• YOUR OBJECTIVE
Reproduce each entry exactly as written.

(Excerpts from an interface dataset)

------------------------------

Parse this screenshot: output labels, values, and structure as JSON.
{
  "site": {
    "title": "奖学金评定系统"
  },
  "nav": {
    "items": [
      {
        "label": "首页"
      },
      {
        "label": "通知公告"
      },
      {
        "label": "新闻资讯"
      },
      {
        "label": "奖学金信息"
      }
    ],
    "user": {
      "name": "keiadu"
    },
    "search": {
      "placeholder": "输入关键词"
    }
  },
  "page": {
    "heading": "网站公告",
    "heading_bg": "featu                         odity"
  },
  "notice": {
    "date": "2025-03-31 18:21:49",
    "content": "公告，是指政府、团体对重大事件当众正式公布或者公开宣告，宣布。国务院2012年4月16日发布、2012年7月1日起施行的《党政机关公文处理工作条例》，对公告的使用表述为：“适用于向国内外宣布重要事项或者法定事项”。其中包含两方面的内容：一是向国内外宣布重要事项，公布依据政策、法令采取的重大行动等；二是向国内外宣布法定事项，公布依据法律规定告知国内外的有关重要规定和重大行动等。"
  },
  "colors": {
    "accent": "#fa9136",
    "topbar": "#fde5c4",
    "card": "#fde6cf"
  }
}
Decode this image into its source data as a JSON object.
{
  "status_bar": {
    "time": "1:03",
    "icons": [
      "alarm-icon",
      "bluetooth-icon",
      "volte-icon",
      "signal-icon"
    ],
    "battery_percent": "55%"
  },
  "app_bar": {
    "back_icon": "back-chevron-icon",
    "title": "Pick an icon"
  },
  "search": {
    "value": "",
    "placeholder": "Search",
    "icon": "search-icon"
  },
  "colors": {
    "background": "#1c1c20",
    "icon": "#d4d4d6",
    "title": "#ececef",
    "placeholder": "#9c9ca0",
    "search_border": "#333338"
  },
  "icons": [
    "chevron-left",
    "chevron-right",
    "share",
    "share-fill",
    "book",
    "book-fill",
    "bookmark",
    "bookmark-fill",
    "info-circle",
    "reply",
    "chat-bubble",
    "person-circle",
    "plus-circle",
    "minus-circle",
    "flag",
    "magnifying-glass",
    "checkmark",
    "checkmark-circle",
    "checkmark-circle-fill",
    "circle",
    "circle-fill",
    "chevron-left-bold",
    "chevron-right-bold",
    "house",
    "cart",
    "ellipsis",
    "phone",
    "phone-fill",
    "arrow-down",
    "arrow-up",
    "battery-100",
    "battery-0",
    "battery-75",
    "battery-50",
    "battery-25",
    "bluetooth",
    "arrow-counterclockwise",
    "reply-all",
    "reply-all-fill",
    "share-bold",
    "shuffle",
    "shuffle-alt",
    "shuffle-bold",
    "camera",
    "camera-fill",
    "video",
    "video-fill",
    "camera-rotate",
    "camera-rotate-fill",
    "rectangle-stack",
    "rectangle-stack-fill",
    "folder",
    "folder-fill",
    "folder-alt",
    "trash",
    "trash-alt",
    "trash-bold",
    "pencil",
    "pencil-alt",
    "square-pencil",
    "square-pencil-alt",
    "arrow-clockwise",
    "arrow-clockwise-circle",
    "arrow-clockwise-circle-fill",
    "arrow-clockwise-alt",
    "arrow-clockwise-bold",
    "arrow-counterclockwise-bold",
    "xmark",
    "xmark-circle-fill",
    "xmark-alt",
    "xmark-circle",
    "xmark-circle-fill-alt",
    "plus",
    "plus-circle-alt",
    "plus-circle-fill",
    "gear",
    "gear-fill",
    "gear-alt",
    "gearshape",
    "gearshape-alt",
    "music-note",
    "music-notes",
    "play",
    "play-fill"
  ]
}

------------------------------

• REPLY TO THE TASK
Parse this screenshot: output labels, values, and structure as JSON.
{
  "site": {
    "title": "奖学金评定系统"
  },
  "nav": {
    "items": [
      {
        "label": "首页"
      },
      {
        "label": "通知公告"
      },
      {
        "label": "新闻资讯"
      },
      {
        "label": "奖学金信息"
      }
    ],
    "user": {
      "name": "keiadu"
    },
    "search": {
      "placeholder": "输入关键词"
    }
  },
  "page": {
    "heading": "网站公告",
    "heading_bg": "featu                         odity"
  },
  "notice": {
    "date": "2025-03-31 18:21:49",
    "content": "公告，是指政府、团体对重大事件当众正式公布或者公开宣告，宣布。国务院2012年4月16日发布、2012年7月1日起施行的《党政机关公文处理工作条例》，对公告的使用表述为：“适用于向国内外宣布重要事项或者法定事项”。其中包含两方面的内容：一是向国内外宣布重要事项，公布依据政策、法令采取的重大行动等；二是向国内外宣布法定事项，公布依据法律规定告知国内外的有关重要规定和重大行动等。"
  },
  "colors": {
    "accent": "#fa9136",
    "topbar": "#fde5c4",
    "card": "#fde6cf"
  }
}
Decode this image into its source data as a JSON object.
{
  "status_bar": {
    "time": "1:03",
    "icons": [
      "alarm-icon",
      "bluetooth-icon",
      "volte-icon",
      "signal-icon"
    ],
    "battery_percent": "55%"
  },
  "app_bar": {
    "back_icon": "back-chevron-icon",
    "title": "Pick an icon"
  },
  "search": {
    "value": "",
    "placeholder": "Search",
    "icon": "search-icon"
  },
  "colors": {
    "background": "#1c1c20",
    "icon": "#d4d4d6",
    "title": "#ececef",
    "placeholder": "#9c9ca0",
    "search_border": "#333338"
  },
  "icons": [
    "chevron-left",
    "chevron-right",
    "share",
    "share-fill",
    "book",
    "book-fill",
    "bookmark",
    "bookmark-fill",
    "info-circle",
    "reply",
    "chat-bubble",
    "person-circle",
    "plus-circle",
    "minus-circle",
    "flag",
    "magnifying-glass",
    "checkmark",
    "checkmark-circle",
    "checkmark-circle-fill",
    "circle",
    "circle-fill",
    "chevron-left-bold",
    "chevron-right-bold",
    "house",
    "cart",
    "ellipsis",
    "phone",
    "phone-fill",
    "arrow-down",
    "arrow-up",
    "battery-100",
    "battery-0",
    "battery-75",
    "battery-50",
    "battery-25",
    "bluetooth",
    "arrow-counterclockwise",
    "reply-all",
    "reply-all-fill",
    "share-bold",
    "shuffle",
    "shuffle-alt",
    "shuffle-bold",
    "camera",
    "camera-fill",
    "video",
    "video-fill",
    "camera-rotate",
    "camera-rotate-fill",
    "rectangle-stack",
    "rectangle-stack-fill",
    "folder",
    "folder-fill",
    "folder-alt",
    "trash",
    "trash-alt",
    "trash-bold",
    "pencil",
    "pencil-alt",
    "square-pencil",
    "square-pencil-alt",
    "arrow-clockwise",
    "arrow-clockwise-circle",
    "arrow-clockwise-circle-fill",
    "arrow-clockwise-alt",
    "arrow-clockwise-bold",
    "arrow-counterclockwise-bold",
    "xmark",
    "xmark-circle-fill",
    "xmark-alt",
    "xmark-circle",
    "xmark-circle-fill-alt",
    "plus",
    "plus-circle-alt",
    "plus-circle-fill",
    "gear",
    "gear-fill",
    "gear-alt",
    "gearshape",
    "gearshape-alt",
    "music-note",
    "music-notes",
    "play",
    "play-fill"
  ]
}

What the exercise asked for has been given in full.